* _Task prompt_
Your answer must be the records below, printed exactly.

* _Items from a data source_
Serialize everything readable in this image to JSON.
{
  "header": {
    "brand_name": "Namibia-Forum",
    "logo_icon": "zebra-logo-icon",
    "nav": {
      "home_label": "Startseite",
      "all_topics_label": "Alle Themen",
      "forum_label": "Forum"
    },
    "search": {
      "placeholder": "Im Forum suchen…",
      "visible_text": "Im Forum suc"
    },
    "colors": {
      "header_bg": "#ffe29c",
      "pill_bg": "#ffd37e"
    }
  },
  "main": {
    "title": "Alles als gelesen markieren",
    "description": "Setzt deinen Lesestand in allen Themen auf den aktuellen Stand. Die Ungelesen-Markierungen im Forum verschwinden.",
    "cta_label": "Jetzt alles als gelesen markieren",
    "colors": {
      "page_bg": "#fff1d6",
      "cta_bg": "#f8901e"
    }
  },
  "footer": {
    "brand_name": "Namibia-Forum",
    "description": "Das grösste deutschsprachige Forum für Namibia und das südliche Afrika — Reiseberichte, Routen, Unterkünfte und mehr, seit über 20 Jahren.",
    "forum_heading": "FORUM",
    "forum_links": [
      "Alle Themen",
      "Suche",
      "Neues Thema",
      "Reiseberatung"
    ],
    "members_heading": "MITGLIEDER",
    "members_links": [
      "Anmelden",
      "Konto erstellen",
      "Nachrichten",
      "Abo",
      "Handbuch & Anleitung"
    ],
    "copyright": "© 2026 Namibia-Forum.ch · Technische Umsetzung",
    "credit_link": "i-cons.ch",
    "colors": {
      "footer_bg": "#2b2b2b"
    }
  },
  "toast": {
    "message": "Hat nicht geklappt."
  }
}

* _Output for this exercise_
Serialize everything readable in this image to JSON.
{
  "header": {
    "brand_name": "Namibia-Forum",
    "logo_icon": "zebra-logo-icon",
    "nav": {
      "home_label": "Startseite",
      "all_topics_label": "Alle Themen",
      "forum_label": "Forum"
    },
    "search": {
      "placeholder": "Im Forum suchen…",
      "visible_text": "Im Forum suc"
    },
    "colors": {
      "header_bg": "#ffe29c",
      "pill_bg": "#ffd37e"
    }
  },
  "main": {
    "title": "Alles als gelesen markieren",
    "description": "Setzt deinen Lesestand in allen Themen auf den aktuellen Stand. Die Ungelesen-Markierungen im Forum verschwinden.",
    "cta_label": "Jetzt alles als gelesen markieren",
    "colors": {
      "page_bg": "#fff1d6",
      "cta_bg": "#f8901e"
    }
  },
  "footer": {
    "brand_name": "Namibia-Forum",
    "description": "Das grösste deutschsprachige Forum für Namibia und das südliche Afrika — Reiseberichte, Routen, Unterkünfte und mehr, seit über 20 Jahren.",
    "forum_heading": "FORUM",
    "forum_links": [
      "Alle Themen",
      "Suche",
      "Neues Thema",
      "Reiseberatung"
    ],
    "members_heading": "MITGLIEDER",
    "members_links": [
      "Anmelden",
      "Konto erstellen",
      "Nachrichten",
      "Abo",
      "Handbuch & Anleitung"
    ],
    "copyright": "© 2026 Namibia-Forum.ch · Technische Umsetzung",
    "credit_link": "i-cons.ch",
    "colors": {
      "footer_bg": "#2b2b2b"
    }
  },
  "toast": {
    "message": "Hat nicht geklappt."
  }
}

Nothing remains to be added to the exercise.